Because the current U.S. corporate tax rate, at 35%, is higher than almost every other developed country's, it encourages multinational corporations to minimize U.S.-based income. For example, a U.S. company may design a smartphone in California, spend $250 assembling it in China, then sell it for $750 in a third country. The $500 difference represents the output of American designers, marketing executives and engineers and should be treated as an American export. To minimize U.S. tax, though, the company may lease or sell its intellectual property to an Irish subsidiary for a nominal amount, and the Irish subsidiary sells the phone for $750. Its resulting profit is taxed at Ireland's 12.5% rate, or lower.
This sort of "transfer pricing" by U.S. multinationals understates U.S. output by $280 billion a year, according to a study by Fatih Guvenen of the University of Minnesota and three co-authors. This effect has grown; they estimate treating U.S. exports as foreign-based income depressed official estimates of annual productivity growth by 0.25 percentage point between 2004 and 2008.
The high U.S. tax rate also encourages foreign multinationals to hold down their U.S. profits (and thus taxes) by inflating the cost of goods, interest and overhead they charge their U.S. affiliates. For a sample of 98 foreign-owned tech companies alone, Mr. Guvenen and his co-authors estimate that understated their profits by $21 billion in 2012.
The tax plan is meant to curb transfer pricing through a lower, 21% corporate rate, an effective minimum tax on intellectual property income earned in low-tax countries, a minimum tax on foreign companies that artificially reduce their U.S. tax, and preferential tax treatment of exports of U.S. intellectual property products (a provision that may violate World Trade Organization rules).
Kevin Hassett, chairman of Mr. Trump's Council of Economic Advisers, estimates this could boost GDP by $142 billion a year, or 0.7%. Analysts at Deutsche Bank are even more optimistic. They estimate the deficit could be reduced by $150 billion to $270 billion a year, with a corresponding one-off boost to GDP of as much as 1.4%. They think this effect could materialize in as little as year, judging by a similar tax change in Britain in 2009.
This increase in measured GDP wouldn't, however, represent an actual increase in Americans' incomes. The salaries of engineers, scientists and designers at American technology and pharmaceutical companies wouldn't change. Rather, the companies that employ them would simply book revenue in the U.S. that they previously booked at their foreign units.

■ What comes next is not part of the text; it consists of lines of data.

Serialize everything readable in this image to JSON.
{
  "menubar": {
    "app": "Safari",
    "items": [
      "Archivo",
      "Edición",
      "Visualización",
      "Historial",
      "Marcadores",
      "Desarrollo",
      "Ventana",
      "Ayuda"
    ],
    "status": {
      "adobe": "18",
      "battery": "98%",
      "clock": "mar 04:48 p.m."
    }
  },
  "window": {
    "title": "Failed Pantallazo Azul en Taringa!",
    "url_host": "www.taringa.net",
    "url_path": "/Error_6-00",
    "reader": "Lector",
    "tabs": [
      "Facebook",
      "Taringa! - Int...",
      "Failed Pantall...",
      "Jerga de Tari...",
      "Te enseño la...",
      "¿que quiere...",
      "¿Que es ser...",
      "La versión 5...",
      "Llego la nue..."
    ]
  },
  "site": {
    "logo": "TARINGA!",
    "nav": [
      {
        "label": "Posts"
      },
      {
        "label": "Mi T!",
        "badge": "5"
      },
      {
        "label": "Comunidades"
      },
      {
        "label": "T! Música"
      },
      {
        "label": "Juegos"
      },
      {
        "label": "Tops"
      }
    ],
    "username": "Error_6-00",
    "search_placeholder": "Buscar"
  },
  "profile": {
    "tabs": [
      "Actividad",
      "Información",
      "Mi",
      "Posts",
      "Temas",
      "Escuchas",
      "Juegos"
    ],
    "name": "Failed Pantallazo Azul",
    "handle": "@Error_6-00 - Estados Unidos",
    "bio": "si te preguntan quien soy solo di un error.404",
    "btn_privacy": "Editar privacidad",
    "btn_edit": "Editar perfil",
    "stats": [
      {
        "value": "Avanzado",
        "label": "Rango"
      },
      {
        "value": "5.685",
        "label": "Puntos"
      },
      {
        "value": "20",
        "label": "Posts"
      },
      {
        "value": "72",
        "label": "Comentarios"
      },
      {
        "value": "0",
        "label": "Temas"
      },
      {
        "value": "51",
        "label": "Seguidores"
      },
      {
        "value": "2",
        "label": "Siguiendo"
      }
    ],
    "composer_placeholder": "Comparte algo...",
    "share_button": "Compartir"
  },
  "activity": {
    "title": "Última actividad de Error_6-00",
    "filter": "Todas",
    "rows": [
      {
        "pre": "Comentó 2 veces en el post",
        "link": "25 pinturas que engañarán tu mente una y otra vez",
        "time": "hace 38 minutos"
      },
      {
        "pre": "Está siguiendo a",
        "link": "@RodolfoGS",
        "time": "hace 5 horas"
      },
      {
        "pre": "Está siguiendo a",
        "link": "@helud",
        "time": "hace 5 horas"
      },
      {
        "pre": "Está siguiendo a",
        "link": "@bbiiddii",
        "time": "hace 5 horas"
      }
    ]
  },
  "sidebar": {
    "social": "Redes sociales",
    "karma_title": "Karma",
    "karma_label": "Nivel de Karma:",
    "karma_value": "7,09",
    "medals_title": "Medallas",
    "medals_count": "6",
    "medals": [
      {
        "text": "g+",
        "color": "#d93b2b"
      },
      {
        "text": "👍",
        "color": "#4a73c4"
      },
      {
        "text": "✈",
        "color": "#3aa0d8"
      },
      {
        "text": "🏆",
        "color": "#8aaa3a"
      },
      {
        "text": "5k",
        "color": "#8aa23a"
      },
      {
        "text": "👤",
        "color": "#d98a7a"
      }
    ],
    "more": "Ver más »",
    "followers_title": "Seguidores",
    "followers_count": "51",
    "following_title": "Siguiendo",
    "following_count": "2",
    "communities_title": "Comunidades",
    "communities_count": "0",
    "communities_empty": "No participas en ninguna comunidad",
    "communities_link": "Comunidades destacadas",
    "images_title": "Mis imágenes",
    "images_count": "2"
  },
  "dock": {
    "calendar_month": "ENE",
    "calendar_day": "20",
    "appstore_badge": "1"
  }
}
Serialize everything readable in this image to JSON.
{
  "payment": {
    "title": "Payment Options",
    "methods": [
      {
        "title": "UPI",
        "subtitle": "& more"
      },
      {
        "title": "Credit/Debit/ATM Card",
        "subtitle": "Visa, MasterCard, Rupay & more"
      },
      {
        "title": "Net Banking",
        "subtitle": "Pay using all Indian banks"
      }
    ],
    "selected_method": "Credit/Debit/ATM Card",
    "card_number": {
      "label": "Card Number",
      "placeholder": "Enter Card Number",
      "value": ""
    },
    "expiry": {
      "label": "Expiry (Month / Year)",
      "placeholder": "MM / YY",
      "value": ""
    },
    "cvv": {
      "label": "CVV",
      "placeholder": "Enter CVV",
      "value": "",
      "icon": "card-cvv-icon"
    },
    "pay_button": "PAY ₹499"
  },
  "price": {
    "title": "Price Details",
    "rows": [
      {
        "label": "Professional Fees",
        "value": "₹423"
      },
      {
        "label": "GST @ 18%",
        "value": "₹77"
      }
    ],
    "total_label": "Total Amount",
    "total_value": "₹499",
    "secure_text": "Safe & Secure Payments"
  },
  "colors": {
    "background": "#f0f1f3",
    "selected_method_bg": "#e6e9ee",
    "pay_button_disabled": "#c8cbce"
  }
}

How the tax plan affects the trade deficit through other means is unclear. A lower corporate tax rate makes U.S. production more appealing relative to some countries, but that is countered by the incentive to book profits abroad since, under the tax bill, they will no longer be taxed when they are brought home. And economists warn that tax cuts that increase budget deficits, as would this one, often boost the trade deficit by spurring consumer and business demand for imports.
Deutsche Bank analysts Robin Winkler, George Saravelos and Oliver Harvey predict even an accounting-driven decline in the trade deficit "could reduce the pressure on [Trump] to resort to outright protectionist measures." On the other hand, Mr. Trump's complaints are mostly about bilateral trade deficits, especially with Mexico, China, Canada and South Korea, whereas transfer pricing mostly affects dealings with low-tax jurisdictions such as Ireland, the Netherlands, and Bermuda.
And one final caveat: The decline in the trade deficit will be matched by a commensurate loss of income from foreign assets, highlighting the drain from years of U.S. foreign borrowing.
Write to Greg Ip at email@example.com
(END) Dow Jones Newswires
December 18, 2017 05:44 ET (10:44 GMT)